In Arizona as in the rest of the U.S., the IRS requires creditors to disclose all canceled debts of $600 or more on a 1099-C tax notice. In most cases, the agency considers canceled debt a form of taxable income, so people failing to report such debts on their income tax returns could receive an audit that could result in additional taxes, penalties and interest. Those who receive these notices may want to speak with a tax professional before filing their income taxes to discuss their options.
The IRS gives taxpayers the right to file a Form 982 to reduce or eliminate their tax obligations related to the debt cancellation in some cases. It allows these reductions for a few reasons, including insolvency and Title 11 cases. From 2007 until the end of the 2013 calendar year, an exclusion was also available for up to $2 million in mortgage debt that lenders forgave during that time because of the mortgage crisis. Debts discharged in bankruptcy, notably, are also exempt from tax obligations.
The law does not require debt buyers or debt collectors to disclose the fact that a 1099-C and tax obligations on the amount that they forgive could result from a settlement. This means that some taxpayers may be unaware that they need to pay taxes on this amount until either the 1099-C form arrives or the IRS initiates an audit. In some cases, a company may issue a 1099-C form without the debtor paying anything. This sometimes happens when the company sells the debt to another company.
When facing large amount of debt, understanding all of the benefits and consequences that each option provides can be very important.
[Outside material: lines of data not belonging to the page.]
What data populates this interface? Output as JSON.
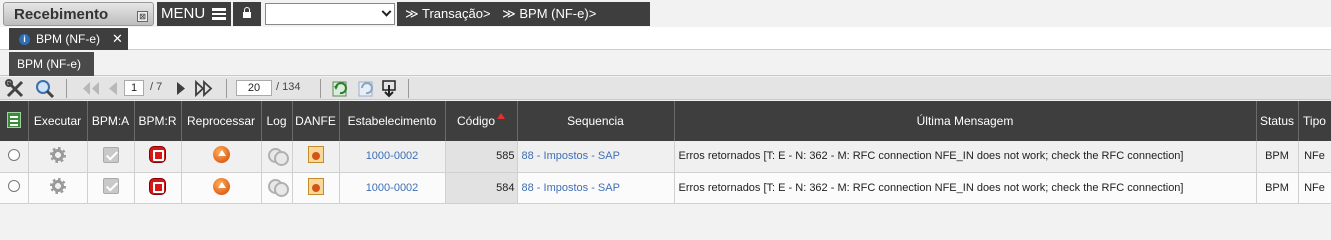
{
  "app": {
    "title": "Recebimento",
    "pin_glyph": "⊠",
    "menu_label": "MENU"
  },
  "breadcrumbs": [
    "≫ Transação>",
    "≫ BPM (NF-e)>"
  ],
  "top_select": {
    "value": ""
  },
  "tabs": [
    {
      "label": "BPM (NF-e)",
      "info_glyph": "i",
      "close_glyph": "✕"
    }
  ],
  "page_label": "BPM (NF-e)",
  "pager": {
    "current_page": "1",
    "total_pages": "/ 7",
    "page_size": "20",
    "total_records": "/ 134"
  },
  "grid": {
    "columns": [
      "Executar",
      "BPM:A",
      "BPM:R",
      "Reprocessar",
      "Log",
      "DANFE",
      "Estabelecimento",
      "Código",
      "Sequencia",
      "Última Mensagem",
      "Status",
      "Tipo"
    ],
    "rows": [
      {
        "estabelecimento": "1000-0002",
        "codigo": "585",
        "sequencia": "88 - Impostos - SAP",
        "mensagem": "Erros retornados [T: E - N: 362 - M: RFC connection NFE_IN does not work; check the RFC connection]",
        "status": "BPM",
        "tipo": "NFe"
      },
      {
        "estabelecimento": "1000-0002",
        "codigo": "584",
        "sequencia": "88 - Impostos - SAP",
        "mensagem": "Erros retornados [T: E - N: 362 - M: RFC connection NFE_IN does not work; check the RFC connection]",
        "status": "BPM",
        "tipo": "NFe"
      }
    ]
  },
  "colors": {
    "header_bg": "#3e3e3e",
    "link": "#3f6fb5",
    "stop_red": "#d21818",
    "sort_arrow": "#e53030"
  }
}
An attorney could explain how each option works, including how much the debtor must pay and how it affects the debtor’s credit rating. Since each case is unique, every person should decide which option best suits his or her individual situation.
Source: CreditCards.com, “1099-C surprise: IRS tax follows canceled debt“, Connie Prater, November 03, 2014